◆ **Task goal**
In the entries below, spot each line with the word "Select" and copy it.

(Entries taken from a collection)
##############################
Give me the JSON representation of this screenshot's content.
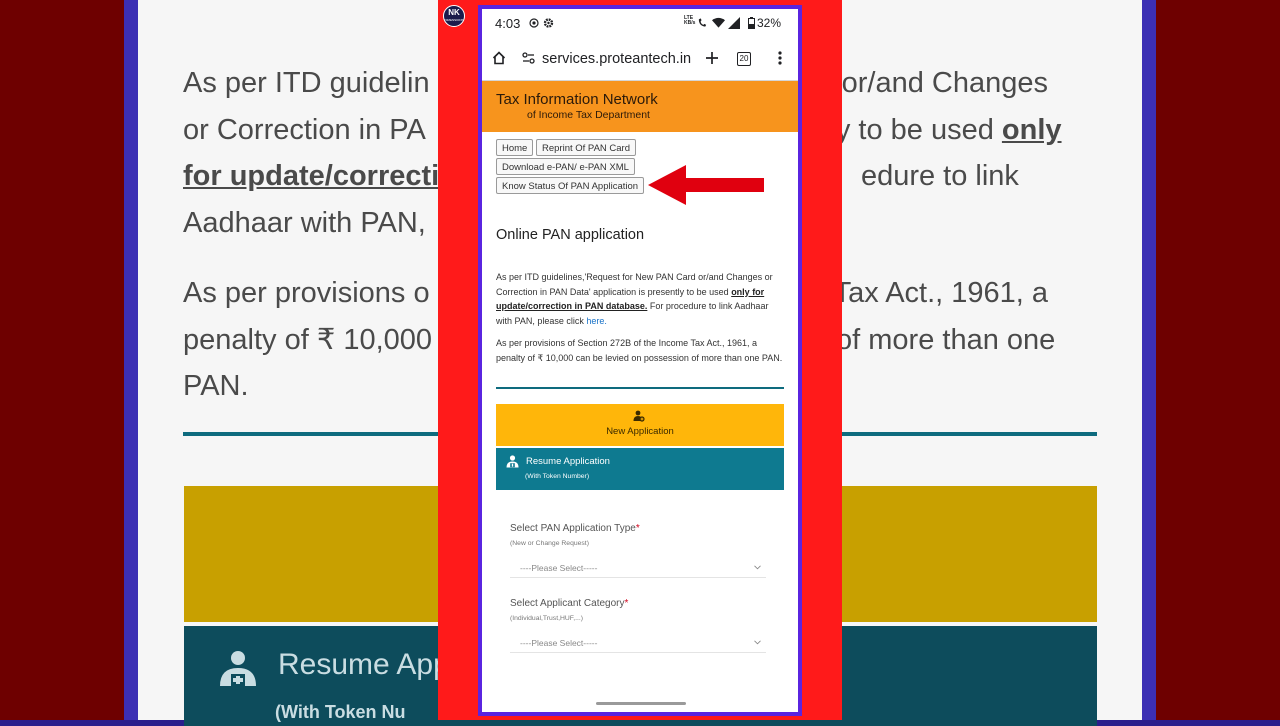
{
  "channel": {
    "logo_top": "NK",
    "logo_bottom": "DIMENSIONS"
  },
  "background": {
    "para1_a": "As per ITD guidelin",
    "para1_b": "or/and Changes",
    "para1_c": "or Correction in PA",
    "para1_d": "y to be used ",
    "para1_e": "only",
    "para1_f": "for update/correctio",
    "para1_g": "edure to link",
    "para1_h": "Aadhaar with PAN,",
    "para2_a": "As per provisions o",
    "para2_b": "Tax Act., 1961, a",
    "para2_c": "penalty of ₹ 10,000",
    "para2_d": "of more than one",
    "para2_e": "PAN.",
    "resume_title": "Resume App",
    "resume_sub": "(With Token Nu"
  },
  "status_bar": {
    "time": "4:03",
    "network_top": "LTE",
    "network_bottom": "KB/s",
    "battery": "32%"
  },
  "browser": {
    "url": "services.proteantech.in",
    "tab_count": "20"
  },
  "site": {
    "banner_title": "Tax Information Network",
    "banner_subtitle": "of Income Tax Department",
    "nav": {
      "home": "Home",
      "reprint": "Reprint Of PAN Card",
      "download": "Download e-PAN/ e-PAN XML",
      "know_status": "Know Status Of PAN Application"
    },
    "heading": "Online PAN application",
    "para1_pre": "As per ITD guidelines,'Request for New PAN Card or/and Changes or Correction in PAN Data' application is presently to be used ",
    "para1_underline": "only for update/correction in PAN database.",
    "para1_post": " For procedure to link Aadhaar with PAN, please click ",
    "para1_link": "here.",
    "para2": "As per provisions of Section 272B of the Income Tax Act., 1961, a penalty of ₹ 10,000 can be levied on possession of more than one PAN.",
    "new_application": "New Application",
    "resume_application": "Resume Application",
    "resume_sub": "(With Token Number)",
    "field1_label": "Select PAN Application Type",
    "field1_hint": "(New or Change Request)",
    "field1_placeholder": "----Please Select-----",
    "field2_label": "Select Applicant Category",
    "field2_hint": "(Individual,Trust,HUF,...)",
    "field2_placeholder": "----Please Select-----",
    "required_mark": "*"
  },
  "colors": {
    "banner": "#f7941d",
    "new_app": "#ffb60a",
    "resume_app": "#0e7a90",
    "arrow": "#e0000f",
    "phone_border": "#5a24e0",
    "side_panel": "#ff1a1a"
  }
}
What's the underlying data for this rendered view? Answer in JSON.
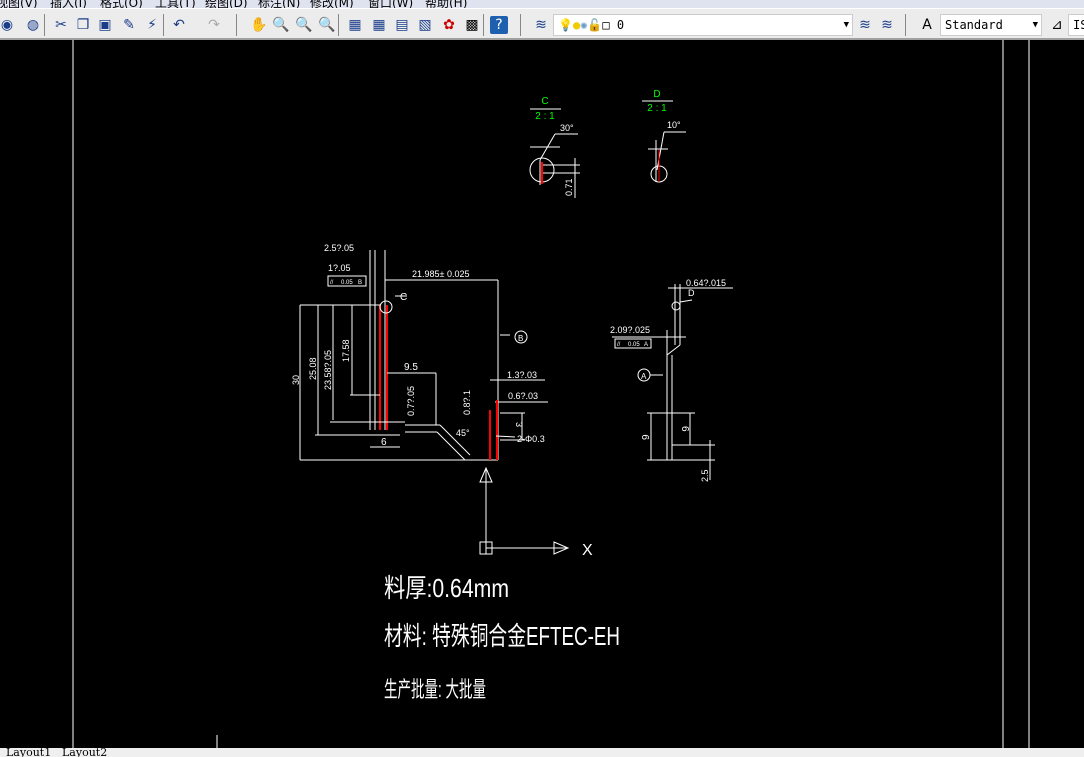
{
  "menu": [
    "视图(V)",
    "插入(I)",
    "格式(O)",
    "工具(T)",
    "绘图(D)",
    "标注(N)",
    "修改(M)",
    "窗口(W)",
    "帮助(H)"
  ],
  "layer_combo": {
    "value": "0"
  },
  "text_style_combo": {
    "value": "Standard"
  },
  "dim_style_combo": {
    "value": "IS"
  },
  "drawing": {
    "detail_c": {
      "label": "C",
      "scale": "2 : 1",
      "angle": "30°",
      "dim": "0.71"
    },
    "detail_d": {
      "label": "D",
      "scale": "2 : 1",
      "angle": "10°"
    },
    "front": {
      "d1": "2.5?.05",
      "d2": "1?.05",
      "tol": [
        "//",
        "0.05",
        "B"
      ],
      "d3": "21.985± 0.025",
      "c": "C",
      "b": "B",
      "d30": "30",
      "d2508": "25.08",
      "d2358": "23.58?.05",
      "d1758": "17.58",
      "d95": "9.5",
      "d077": "0.7?.05",
      "d087": "0.8?.1",
      "d45": "45°",
      "d137": "1.3?.03",
      "d062": "0.6?.03",
      "d3b": "3",
      "dhole": "2-Φ0.3",
      "d6": "6"
    },
    "side": {
      "d064": "0.64?.015",
      "d": "D",
      "d209": "2.09?.025",
      "tol": [
        "//",
        "0.05",
        "A"
      ],
      "a": "A",
      "d9": "9",
      "d6": "6",
      "d25": "2.5"
    },
    "ucs_x": "X",
    "notes": [
      "料厚:0.64mm",
      "材料: 特殊铜合金EFTEC-EH",
      "生产批量: 大批量"
    ]
  },
  "tabs": [
    "Layout1",
    "Layout2"
  ]
}
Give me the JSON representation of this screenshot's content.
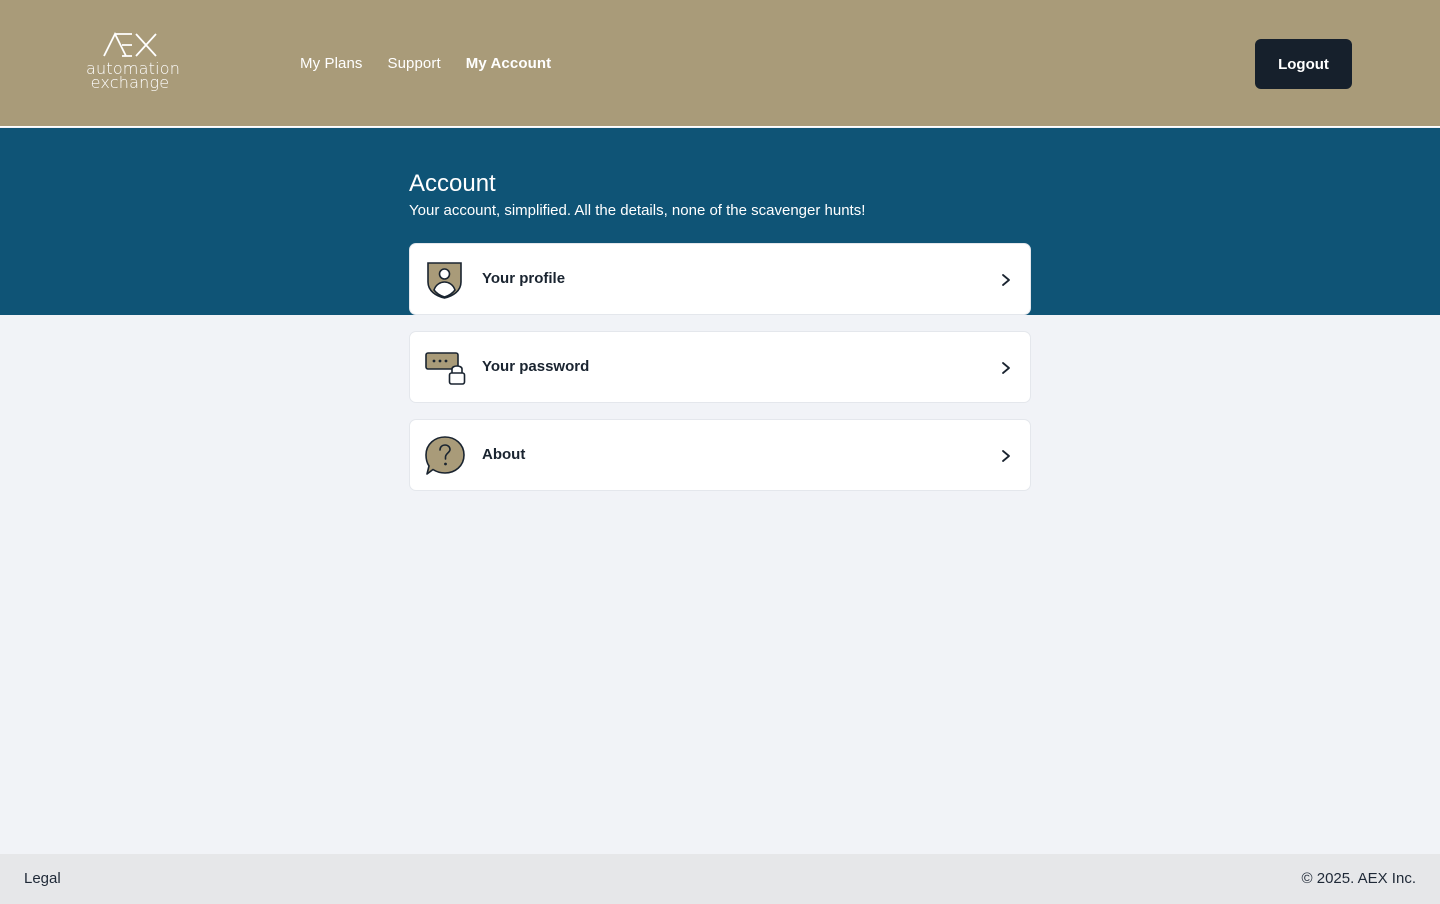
{
  "brand": {
    "logo_mark": "AEX",
    "logo_line1": "automation",
    "logo_line2": "exchange"
  },
  "nav": {
    "items": [
      {
        "label": "My Plans"
      },
      {
        "label": "Support"
      },
      {
        "label": "My Account"
      }
    ],
    "logout_label": "Logout"
  },
  "page": {
    "title": "Account",
    "subtitle": "Your account, simplified. All the details, none of the scavenger hunts!"
  },
  "cards": [
    {
      "label": "Your profile",
      "icon": "profile-shield-icon"
    },
    {
      "label": "Your password",
      "icon": "password-lock-icon"
    },
    {
      "label": "About",
      "icon": "question-bubble-icon"
    }
  ],
  "footer": {
    "legal": "Legal",
    "copyright": "© 2025. AEX Inc."
  },
  "colors": {
    "header_bg": "#a99b79",
    "band_bg": "#0f5476",
    "page_bg": "#f1f3f7",
    "button_dark": "#16202c",
    "icon_fill": "#a99b79"
  }
}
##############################
◆ **Task response**
    "field1_label": "Select PAN Application Type",
    "field1_placeholder": "----Please Select-----",
    "field2_label": "Select Applicant Category",
    "field2_placeholder": "----Please Select-----",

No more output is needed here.